  • vaccination of a population at the beginning of any threatened epidemic. See the article on Managing an epidemic.
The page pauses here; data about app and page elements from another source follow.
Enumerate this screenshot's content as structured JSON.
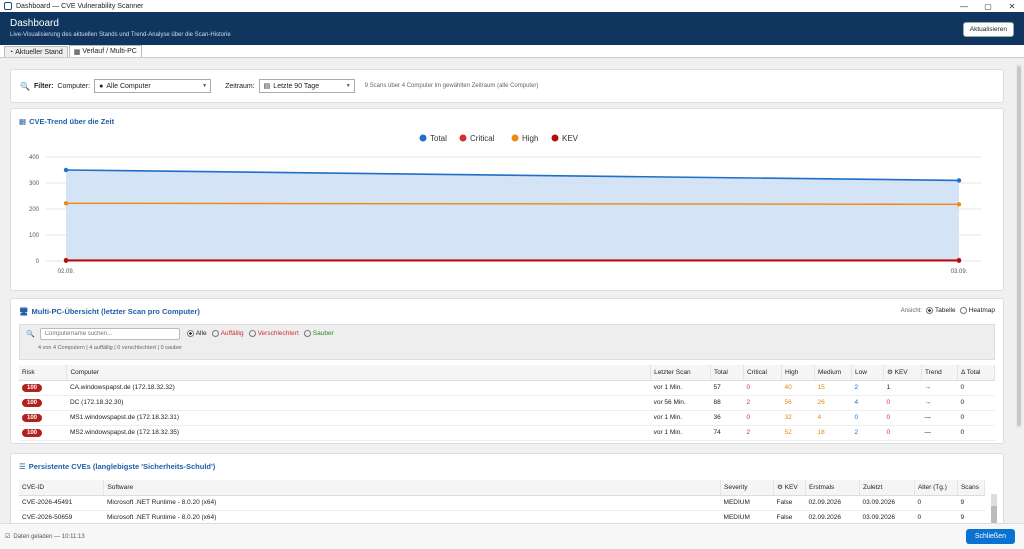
{
  "window": {
    "title": "Dashboard — CVE Vulnerability Scanner"
  },
  "header": {
    "title": "Dashboard",
    "subtitle": "Live-Visualisierung des aktuellen Stands und Trend-Analyse über die Scan-Historie",
    "refresh_label": "Aktualisieren"
  },
  "tabs": [
    {
      "label": "Aktueller Stand"
    },
    {
      "label": "Verlauf / Multi-PC"
    }
  ],
  "filter": {
    "label": "Filter:",
    "computer_label": "Computer:",
    "computer_value": "Alle Computer",
    "zeitraum_label": "Zeitraum:",
    "zeitraum_value": "Letzte 90 Tage",
    "info": "9 Scans über 4 Computer im gewählten Zeitraum (alle Computer)"
  },
  "trend": {
    "title": "CVE-Trend über die Zeit"
  },
  "chart_data": {
    "type": "line",
    "x": [
      "02.09.",
      "03.09."
    ],
    "series": [
      {
        "name": "Total",
        "color": "#1f6fc8",
        "values": [
          350,
          310
        ]
      },
      {
        "name": "Critical",
        "color": "#d03030",
        "values": [
          4,
          4
        ]
      },
      {
        "name": "High",
        "color": "#ef8a10",
        "values": [
          222,
          218
        ]
      },
      {
        "name": "KEV",
        "color": "#b01010",
        "values": [
          1,
          1
        ]
      }
    ],
    "yticks": [
      "400",
      "300",
      "200",
      "100",
      "0"
    ],
    "ylim": [
      0,
      400
    ],
    "legend": "top-center",
    "grid": true
  },
  "multipc": {
    "title": "Multi-PC-Übersicht (letzter Scan pro Computer)",
    "view_label": "Ansicht:",
    "view_table": "Tabelle",
    "view_heatmap": "Heatmap",
    "search_placeholder": "Computername suchen...",
    "radio_all": "Alle",
    "radio_auffaellig": "Auffällig",
    "radio_verschlechtert": "Verschlechtert",
    "radio_sauber": "Sauber",
    "stats_count": "4 von 4 Computern",
    "stats_auffaellig": "4 auffällig",
    "stats_verschlechtert": "0 verschlechtert",
    "stats_sauber": "0 sauber",
    "columns": [
      "Risk",
      "Computer",
      "Letzter Scan",
      "Total",
      "Critical",
      "High",
      "Medium",
      "Low",
      "KEV",
      "Trend",
      "Δ Total"
    ],
    "rows": [
      {
        "risk": "100",
        "computer": "CA.windowspapst.de (172.18.32.32)",
        "scan": "vor 1 Min.",
        "total": "57",
        "critical": "0",
        "high": "40",
        "medium": "15",
        "low": "2",
        "kev": "1",
        "trend": "→",
        "delta": "0"
      },
      {
        "risk": "100",
        "computer": "DC (172.18.32.30)",
        "scan": "vor 56 Min.",
        "total": "88",
        "critical": "2",
        "high": "56",
        "medium": "26",
        "low": "4",
        "kev": "0",
        "trend": "→",
        "delta": "0"
      },
      {
        "risk": "100",
        "computer": "MS1.windowspapst.de (172.18.32.31)",
        "scan": "vor 1 Min.",
        "total": "36",
        "critical": "0",
        "high": "32",
        "medium": "4",
        "low": "0",
        "kev": "0",
        "trend": "—",
        "delta": "0"
      },
      {
        "risk": "100",
        "computer": "MS2.windowspapst.de (172.18.32.35)",
        "scan": "vor 1 Min.",
        "total": "74",
        "critical": "2",
        "high": "52",
        "medium": "18",
        "low": "2",
        "kev": "0",
        "trend": "—",
        "delta": "0"
      }
    ]
  },
  "persistent": {
    "title": "Persistente CVEs (langlebigste 'Sicherheits-Schuld')",
    "columns": [
      "CVE-ID",
      "Software",
      "Severity",
      "KEV",
      "Erstmals",
      "Zuletzt",
      "Alter (Tg.)",
      "Scans"
    ],
    "rows": [
      {
        "cve": "CVE-2026-45491",
        "software": "Microsoft .NET Runtime - 8.0.20 (x64)",
        "severity": "MEDIUM",
        "kev": "False",
        "first": "02.09.2026",
        "last": "03.09.2026",
        "age": "0",
        "scans": "9"
      },
      {
        "cve": "CVE-2026-50659",
        "software": "Microsoft .NET Runtime - 8.0.20 (x64)",
        "severity": "MEDIUM",
        "kev": "False",
        "first": "02.09.2026",
        "last": "03.09.2026",
        "age": "0",
        "scans": "9"
      }
    ]
  },
  "footer": {
    "status": "Daten geladen — 10:11:13",
    "close_label": "Schließen"
  }
}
  • advocacy on behalf of better living conditions for refugees, who may be at especial risk to outbreaks because of crowding. We recommend that the minimum area of a refugee camp should be 30 square metres per person, with a minimum dwelling space of 3.5 square metres per person. If these conditions are met then rapid contagion is far less likely. An example - epidemic of meningitis in Nigeria Nigeria is a large country in West Africa, with a population of some 110 million. The northern part falls within the meningitis belt, and in early 1996 there was an outbreak of meningococcal disease there that threatened the 50 million inhabitants of the 17 northern states. It was the first time that MSF had been called upon to intervene against meningitis in so densely populated a region. The epidemic lasted approximately four months. The MSF project covered three states, Bauchi, Katsina and Kano. It had the twin objectives of firstly treating meningitis patients rapidly and effectively to prevent death and disability, and secondly cutting off the epidemic before it spread to other parts of the country. At the height of the epidemic MSF had some 50 expatriate field volunteers in country working in collaboration with thousands of Nigerian health workers. To ensure that a maximum number of people across this huge geographical area had access to treatment and immunisation, MSF set up special meningitis centres. A major priority was to strengthen the local cold chain for the storage and transport of the number of vaccines that were needed. Some three million persons were immunised. Almost 46,000 cases of meningitis were recorded in the three states where MSF was active. Almost 5,000 deaths occurred, many of them in isolated villages. To complicate this already overwhelming situation, there were concomitant outbreaks of both cholera and measles that were also taken in hand by the teams. After the end of the epidemic MSF retained a presence in Nigeria to help strengthen epidemiological surveillance